*** Opening SOURCE MATERIAL ***

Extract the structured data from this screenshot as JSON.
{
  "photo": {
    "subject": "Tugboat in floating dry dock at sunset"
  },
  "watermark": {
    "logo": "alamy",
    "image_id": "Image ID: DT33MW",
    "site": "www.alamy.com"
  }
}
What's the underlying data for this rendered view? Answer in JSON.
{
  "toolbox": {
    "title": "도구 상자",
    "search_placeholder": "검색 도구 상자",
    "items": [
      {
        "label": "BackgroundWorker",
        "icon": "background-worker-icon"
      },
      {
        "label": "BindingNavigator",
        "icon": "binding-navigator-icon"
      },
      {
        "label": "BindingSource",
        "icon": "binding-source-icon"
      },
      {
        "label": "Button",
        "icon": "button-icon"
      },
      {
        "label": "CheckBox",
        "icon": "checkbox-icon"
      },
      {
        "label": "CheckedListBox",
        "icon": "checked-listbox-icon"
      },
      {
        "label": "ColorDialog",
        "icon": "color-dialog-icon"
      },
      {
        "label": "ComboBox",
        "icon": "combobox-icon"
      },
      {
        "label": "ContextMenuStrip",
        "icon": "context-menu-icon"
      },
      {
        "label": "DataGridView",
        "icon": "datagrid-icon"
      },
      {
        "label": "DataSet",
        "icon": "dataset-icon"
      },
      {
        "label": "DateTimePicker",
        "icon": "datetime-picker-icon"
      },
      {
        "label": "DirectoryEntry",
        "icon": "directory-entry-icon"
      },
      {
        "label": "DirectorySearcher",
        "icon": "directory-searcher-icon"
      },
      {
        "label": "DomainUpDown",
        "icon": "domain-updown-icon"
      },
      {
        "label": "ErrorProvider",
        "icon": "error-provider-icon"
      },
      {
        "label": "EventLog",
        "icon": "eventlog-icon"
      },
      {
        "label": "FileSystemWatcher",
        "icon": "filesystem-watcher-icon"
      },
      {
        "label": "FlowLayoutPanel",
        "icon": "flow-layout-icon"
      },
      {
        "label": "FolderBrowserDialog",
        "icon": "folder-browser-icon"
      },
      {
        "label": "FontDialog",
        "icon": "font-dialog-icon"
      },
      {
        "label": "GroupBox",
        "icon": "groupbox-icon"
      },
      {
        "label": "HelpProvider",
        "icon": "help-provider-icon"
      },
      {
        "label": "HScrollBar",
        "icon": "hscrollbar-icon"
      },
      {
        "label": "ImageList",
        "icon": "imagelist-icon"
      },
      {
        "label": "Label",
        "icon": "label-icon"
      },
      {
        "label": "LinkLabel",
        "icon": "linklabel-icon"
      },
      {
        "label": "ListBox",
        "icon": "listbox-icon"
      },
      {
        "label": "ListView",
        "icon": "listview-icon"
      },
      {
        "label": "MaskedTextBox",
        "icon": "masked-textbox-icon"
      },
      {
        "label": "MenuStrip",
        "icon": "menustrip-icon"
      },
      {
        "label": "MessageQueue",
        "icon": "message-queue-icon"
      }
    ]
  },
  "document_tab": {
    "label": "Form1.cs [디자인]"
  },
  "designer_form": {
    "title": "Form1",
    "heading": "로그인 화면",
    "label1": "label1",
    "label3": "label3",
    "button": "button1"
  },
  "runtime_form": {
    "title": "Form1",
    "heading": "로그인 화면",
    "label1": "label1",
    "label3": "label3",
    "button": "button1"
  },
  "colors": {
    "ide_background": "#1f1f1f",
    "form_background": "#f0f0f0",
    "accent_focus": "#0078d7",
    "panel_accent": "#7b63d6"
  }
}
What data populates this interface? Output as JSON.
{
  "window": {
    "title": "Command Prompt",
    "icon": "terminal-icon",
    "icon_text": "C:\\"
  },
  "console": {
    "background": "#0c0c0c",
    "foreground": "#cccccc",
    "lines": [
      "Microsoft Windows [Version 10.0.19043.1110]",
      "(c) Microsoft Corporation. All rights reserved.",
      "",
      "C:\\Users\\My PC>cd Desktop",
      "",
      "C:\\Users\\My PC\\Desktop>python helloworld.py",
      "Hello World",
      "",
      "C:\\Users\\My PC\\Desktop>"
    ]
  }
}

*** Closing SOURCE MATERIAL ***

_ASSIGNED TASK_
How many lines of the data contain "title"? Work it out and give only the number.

_EXERCISE ANSWER_
4